=== Exercise aim ===
Search the entries below for the word "active" and copy every line where it appears.

# # # # # # #

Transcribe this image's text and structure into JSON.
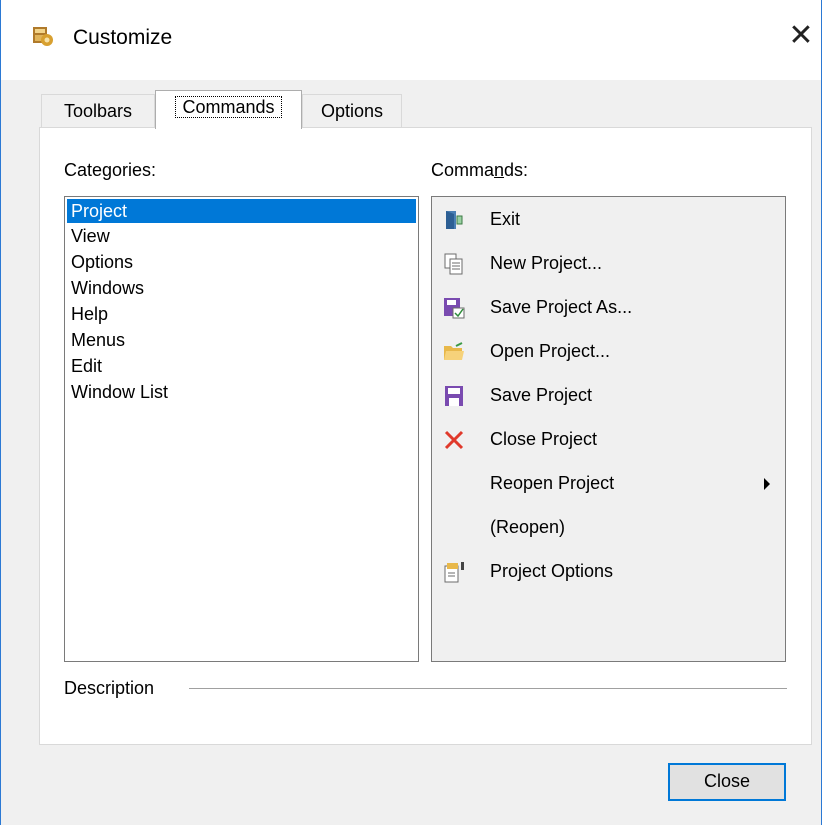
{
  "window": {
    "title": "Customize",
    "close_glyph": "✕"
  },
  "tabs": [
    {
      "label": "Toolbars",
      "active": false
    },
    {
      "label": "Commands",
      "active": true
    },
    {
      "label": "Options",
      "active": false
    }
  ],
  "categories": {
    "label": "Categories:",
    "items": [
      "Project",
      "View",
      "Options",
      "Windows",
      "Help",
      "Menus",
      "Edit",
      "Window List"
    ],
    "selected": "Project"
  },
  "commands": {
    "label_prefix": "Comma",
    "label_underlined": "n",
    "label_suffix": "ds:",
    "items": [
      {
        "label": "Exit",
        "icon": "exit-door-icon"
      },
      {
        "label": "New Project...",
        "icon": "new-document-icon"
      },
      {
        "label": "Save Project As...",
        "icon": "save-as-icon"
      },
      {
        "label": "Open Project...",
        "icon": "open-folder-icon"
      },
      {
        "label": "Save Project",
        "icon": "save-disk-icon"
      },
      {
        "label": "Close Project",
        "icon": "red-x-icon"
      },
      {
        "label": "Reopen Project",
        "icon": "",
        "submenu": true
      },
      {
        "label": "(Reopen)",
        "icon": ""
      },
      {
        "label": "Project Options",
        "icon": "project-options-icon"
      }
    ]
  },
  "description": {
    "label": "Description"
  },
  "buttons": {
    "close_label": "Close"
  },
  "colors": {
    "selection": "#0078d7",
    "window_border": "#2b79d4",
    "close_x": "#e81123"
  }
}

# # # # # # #

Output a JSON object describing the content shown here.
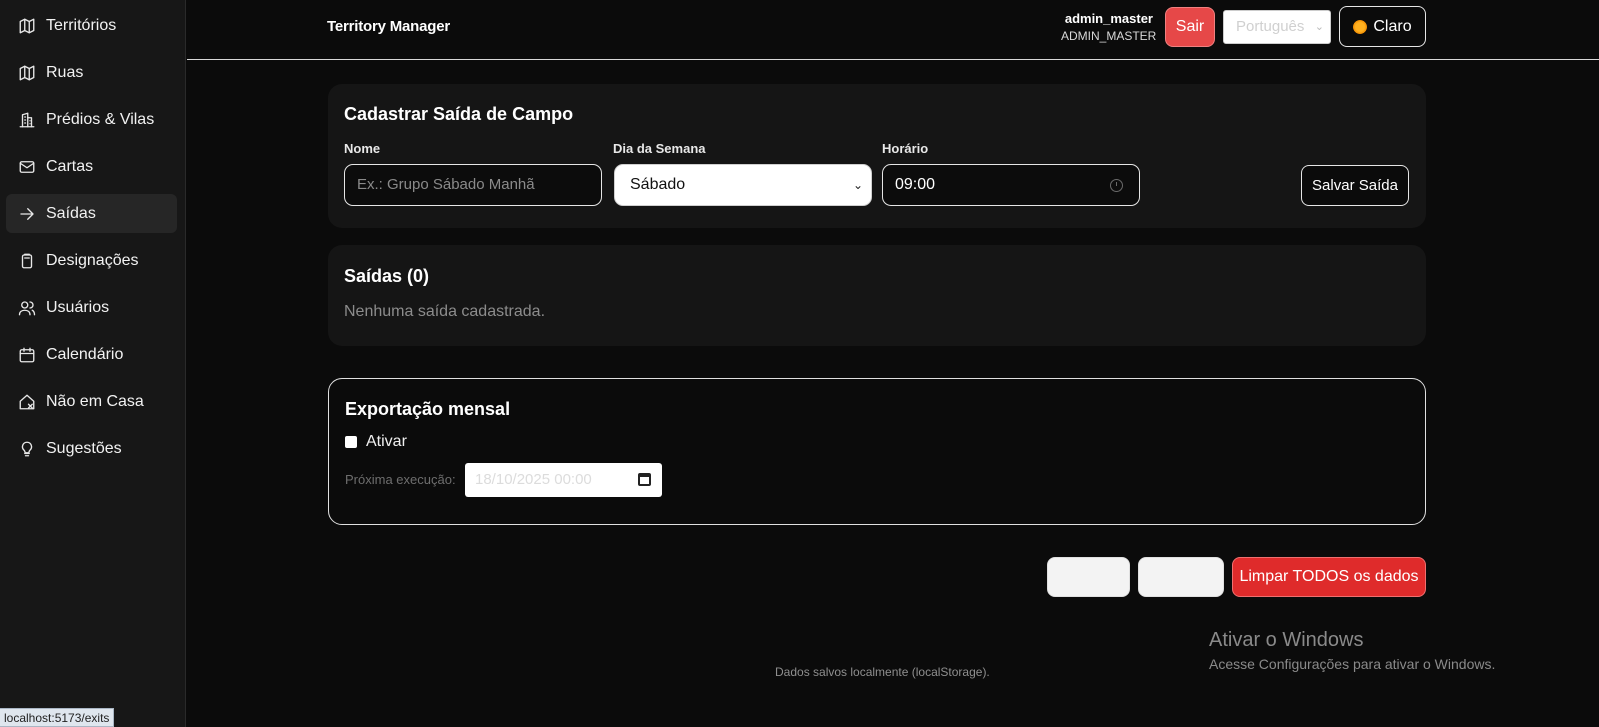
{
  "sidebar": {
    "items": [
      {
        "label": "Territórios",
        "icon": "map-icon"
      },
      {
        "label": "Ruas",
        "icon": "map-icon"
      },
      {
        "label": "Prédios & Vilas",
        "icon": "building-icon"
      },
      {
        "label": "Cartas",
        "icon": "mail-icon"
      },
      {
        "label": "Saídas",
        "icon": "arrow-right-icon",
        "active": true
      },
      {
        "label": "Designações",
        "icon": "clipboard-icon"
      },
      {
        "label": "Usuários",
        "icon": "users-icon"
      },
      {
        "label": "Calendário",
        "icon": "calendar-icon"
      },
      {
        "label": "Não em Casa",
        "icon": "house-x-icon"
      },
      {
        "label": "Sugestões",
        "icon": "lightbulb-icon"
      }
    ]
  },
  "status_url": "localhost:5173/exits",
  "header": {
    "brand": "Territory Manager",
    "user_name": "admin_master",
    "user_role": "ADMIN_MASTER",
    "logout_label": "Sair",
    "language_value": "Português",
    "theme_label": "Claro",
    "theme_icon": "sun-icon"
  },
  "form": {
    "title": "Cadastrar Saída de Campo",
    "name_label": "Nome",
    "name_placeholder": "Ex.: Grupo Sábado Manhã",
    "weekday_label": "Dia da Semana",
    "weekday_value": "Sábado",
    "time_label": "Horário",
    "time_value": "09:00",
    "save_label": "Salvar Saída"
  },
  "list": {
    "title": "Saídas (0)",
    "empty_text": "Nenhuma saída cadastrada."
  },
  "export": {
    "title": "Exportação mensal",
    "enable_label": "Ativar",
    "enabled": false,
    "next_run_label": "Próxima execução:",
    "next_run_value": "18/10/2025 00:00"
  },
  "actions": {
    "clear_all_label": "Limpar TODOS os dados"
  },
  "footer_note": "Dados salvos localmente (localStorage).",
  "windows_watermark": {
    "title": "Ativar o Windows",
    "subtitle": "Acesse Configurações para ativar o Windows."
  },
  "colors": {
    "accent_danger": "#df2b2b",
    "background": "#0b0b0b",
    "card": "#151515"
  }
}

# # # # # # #

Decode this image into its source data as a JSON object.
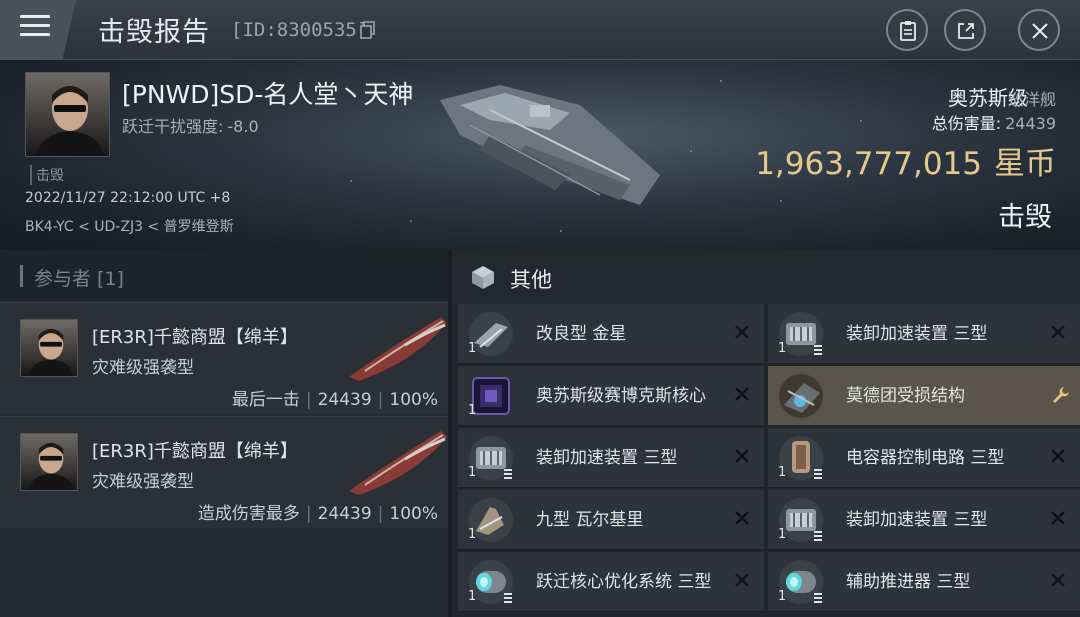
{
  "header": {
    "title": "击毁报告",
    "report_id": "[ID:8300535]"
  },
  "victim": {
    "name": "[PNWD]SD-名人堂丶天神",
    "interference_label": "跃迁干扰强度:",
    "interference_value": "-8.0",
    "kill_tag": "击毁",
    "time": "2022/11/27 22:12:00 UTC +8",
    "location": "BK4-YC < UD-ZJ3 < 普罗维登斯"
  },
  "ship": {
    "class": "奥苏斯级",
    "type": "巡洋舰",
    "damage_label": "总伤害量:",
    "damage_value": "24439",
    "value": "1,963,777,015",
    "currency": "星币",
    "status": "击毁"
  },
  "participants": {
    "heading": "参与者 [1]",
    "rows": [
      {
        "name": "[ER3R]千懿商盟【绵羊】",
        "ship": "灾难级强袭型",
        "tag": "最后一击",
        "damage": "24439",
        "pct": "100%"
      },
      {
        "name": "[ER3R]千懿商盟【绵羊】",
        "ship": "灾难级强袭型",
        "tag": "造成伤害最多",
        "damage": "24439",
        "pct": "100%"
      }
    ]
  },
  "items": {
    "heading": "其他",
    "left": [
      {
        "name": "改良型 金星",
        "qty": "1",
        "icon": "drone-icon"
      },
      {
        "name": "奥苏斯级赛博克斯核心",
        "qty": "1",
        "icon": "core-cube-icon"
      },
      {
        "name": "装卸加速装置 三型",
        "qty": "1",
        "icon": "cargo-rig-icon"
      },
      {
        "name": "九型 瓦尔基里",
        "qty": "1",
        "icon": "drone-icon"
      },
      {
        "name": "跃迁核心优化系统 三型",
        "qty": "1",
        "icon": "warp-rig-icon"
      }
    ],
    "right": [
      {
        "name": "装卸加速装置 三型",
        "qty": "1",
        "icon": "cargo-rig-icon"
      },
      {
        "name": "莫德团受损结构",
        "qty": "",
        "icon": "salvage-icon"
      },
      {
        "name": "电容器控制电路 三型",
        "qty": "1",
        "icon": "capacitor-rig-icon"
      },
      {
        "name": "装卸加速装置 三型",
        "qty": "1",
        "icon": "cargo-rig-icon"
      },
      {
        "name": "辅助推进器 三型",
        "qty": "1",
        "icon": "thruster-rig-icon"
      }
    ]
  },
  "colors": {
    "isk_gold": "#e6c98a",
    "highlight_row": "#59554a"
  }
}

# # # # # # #

=== Exercise response ===
      "active": false
      "active": true
      "active": false
        "active": true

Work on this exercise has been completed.